‘You start to feel less scared’: Vax Up Philly Parade draws residents for first and second doses

Philadelphia residents and elected officials gather for the Vax Up Philly parade.

Philadelphia residents and elected officials gather for the Vax Up Philly parade. (Office of the Philadelphia Controller)

Ask us about COVID-19: What questions do you have about the coronavirus and vaccines?

“If you build it, they will come.”

That was the mantra of the mobile clinics set up in three spots along Broad Street as part of Sunday’s Vax Up Philly Parade, Philadelphia’s latest effort to boost its COVID-19 vaccination rate.

During a stop at FDR Park, the mobile units, run by Jefferson Health, were accompanied by mini concerts from band Snacktime Philly and Worldtown Soundsystem and posted in front of a Latino soccer league match and food market.

Emilio stands with his hand on his nephew Oscar's shoulder
Oscar Diaz Ramos, 16, got the shot today because he’s worried about getting sick. His uncle Emilio said getting the jab after their soccer match was easier than going to a clinic. (Ximena Conde/WHYY)

Philadelphian Oscar Diaz Ramos, 16, and his uncle didn’t know the mobile vaccination units were part of the daylong effort to increase the number of residents with at least one shot. But they do know coronavirus cases have been on the rise since July.

“It was my idea,” said Diaz Ramos of getting the jab at the mobile clinic. “I don’t want to get hit with COVID. It’s a bad disease.”

His uncle, Emilio Diaz Ramos said he’s been vaccinated since the winter and was going to get around to booking his nephew’s first jab, but doing it here was easier.

“We came to play a soccer match and saw they were vaccinating people,” said Emilio. “We saw the opportunity, so I told [Oscar] he had to get it done today.”

Jefferson Health has been visiting FDR Park’s Latino market every Sunday for more than a month and will continue to come back every week until the end of September, when the soccer league wraps up its season.

Morgan Hutchinson stands outside while wearing a mask
Morgan Hutchinson, medical director of Jefferson’s mobile vaccine program, said the key to boosting vaccination rates is meeting them where they are. (Ximena Conde/WHYY)

“Our goal is to advertise in this community so people can bring their family members, so people can talk about it, start calling and asking questions if they need any help,” said Morgan Hutchinson, medical director of Jefferson’s mobile vaccine program.
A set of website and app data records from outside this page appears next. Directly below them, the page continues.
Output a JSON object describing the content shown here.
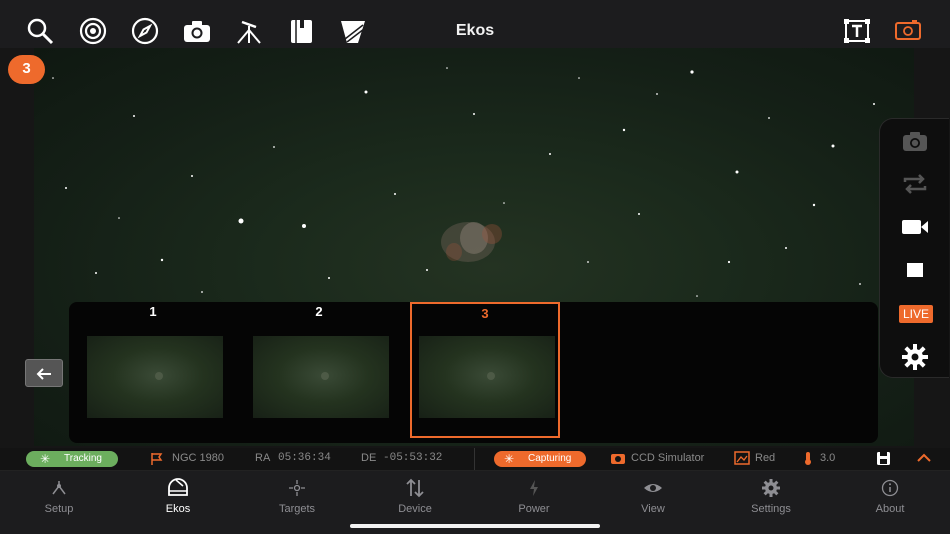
{
  "app_title": "Ekos",
  "colors": {
    "accent": "#ee6a2c",
    "tracking": "#6cae5e",
    "topbar": "#1c1c1e"
  },
  "toolbar": {
    "tools": [
      "search-icon",
      "target-icon",
      "compass-icon",
      "camera-icon",
      "tripod-icon",
      "catalog-icon",
      "filter-icon"
    ],
    "right_tools": [
      "text-frame-icon",
      "frame-icon"
    ]
  },
  "capture_count": "3",
  "controls": {
    "live_label": "LIVE",
    "items": [
      "camera-icon",
      "loop-icon",
      "video-icon",
      "stop-icon",
      "live-badge",
      "settings-icon"
    ]
  },
  "thumbnails": [
    {
      "label": "1",
      "selected": false
    },
    {
      "label": "2",
      "selected": false
    },
    {
      "label": "3",
      "selected": true
    }
  ],
  "status": {
    "tracking": "Tracking",
    "target": "NGC 1980",
    "ra_label": "RA",
    "ra_value": "05:36:34",
    "de_label": "DE",
    "de_value": "-05:53:32",
    "capture_state": "Capturing",
    "camera": "CCD Simulator",
    "filter": "Red",
    "temperature": "3.0"
  },
  "tabs": [
    {
      "label": "Setup",
      "icon": "setup-icon",
      "active": false
    },
    {
      "label": "Ekos",
      "icon": "ekos-icon",
      "active": true
    },
    {
      "label": "Targets",
      "icon": "targets-icon",
      "active": false
    },
    {
      "label": "Device",
      "icon": "device-icon",
      "active": false
    },
    {
      "label": "Power",
      "icon": "power-icon",
      "active": false
    },
    {
      "label": "View",
      "icon": "view-icon",
      "active": false
    },
    {
      "label": "Settings",
      "icon": "settings-icon",
      "active": false
    },
    {
      "label": "About",
      "icon": "about-icon",
      "active": false
    }
  ]
}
“But we are trying to get the word out that we’re here and specifically trying to be part of these communities that need access to vaccines.”

Hutchinson said the group was able to vaccinate about 50 people during the Vax Up Philly Parade’s first stop at FDR Park, which is on par with a typical weekly stop at this location. She said many people visiting the mobile units have cited the need to show proof of vaccination to enter certain spaces as another reason for getting the jab now.
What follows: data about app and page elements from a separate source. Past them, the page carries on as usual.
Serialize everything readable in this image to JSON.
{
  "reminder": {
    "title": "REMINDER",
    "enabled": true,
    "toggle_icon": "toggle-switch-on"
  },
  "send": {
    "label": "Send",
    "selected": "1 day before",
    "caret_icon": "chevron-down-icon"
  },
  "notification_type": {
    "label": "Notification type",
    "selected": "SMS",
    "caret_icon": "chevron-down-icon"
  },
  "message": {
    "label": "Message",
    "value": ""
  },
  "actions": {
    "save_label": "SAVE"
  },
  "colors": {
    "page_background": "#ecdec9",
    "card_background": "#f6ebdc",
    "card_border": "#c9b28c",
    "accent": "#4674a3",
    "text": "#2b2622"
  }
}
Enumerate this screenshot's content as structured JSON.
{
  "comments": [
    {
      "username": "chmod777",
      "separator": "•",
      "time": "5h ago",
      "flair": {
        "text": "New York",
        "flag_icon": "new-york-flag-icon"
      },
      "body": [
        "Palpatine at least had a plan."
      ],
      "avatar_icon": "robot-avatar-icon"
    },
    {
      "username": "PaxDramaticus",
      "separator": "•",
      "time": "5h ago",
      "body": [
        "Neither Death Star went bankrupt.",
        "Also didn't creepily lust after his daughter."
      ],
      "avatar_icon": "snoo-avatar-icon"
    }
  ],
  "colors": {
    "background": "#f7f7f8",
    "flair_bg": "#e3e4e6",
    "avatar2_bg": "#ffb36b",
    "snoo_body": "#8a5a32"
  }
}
Fernanda Perez and her 12-year-old son Jovanni were repeat customers, coming back for their second shots.

“I was scared before,” said Perez of why she waited. “But now that you see all this stuff about the new variants, you tell yourself, well, it’s necessary to get vaccinated.”

The Vax Up Philly bus travels down a city street
The Vax Up Philly bus drove from site to site while reminding people to get the jab. (Ximena Conde/WHYY)

Acting Health Commissioner Dr. Cheryl Bettigole has said vaccinated residents are one-eighth as likely to get COVID and 1/25 as likely to get seriously sick compared to unvaccinated people. (The city has not released a breakdown of how many new cases of COVID-19 are among vaccinated vs. unvaccinated people.) Still, 80% of adults have received one shot, and only 65% are fully vaccinated.

Word of mouth is what got Arturo Juarez to FDR Park, but he arrived too late to roll up his sleeve. Dilworth Park, the mobile unit’s second stop of the day, was too far out for Juarez.

“I see the spread of the virus is increasing and so I decided to get vaccinated,” saying he’d be back next week. “One can feel more secure in getting a shot since so many others have done it. You start to feel less scared.”

Arturo Juarez stands in front of a tree
Arturo Juarez said he now wants a jab because of the rise in coronavirus cases and enough people he knows got the vaccine without any complications. (Ximena Conde/WHYY)

Get daily updates from WHYY News!

Want a digest of WHYY’s programs, events & stories? Sign up for our weekly newsletter.

Together we can reach 100% of WHYY’s fiscal year goal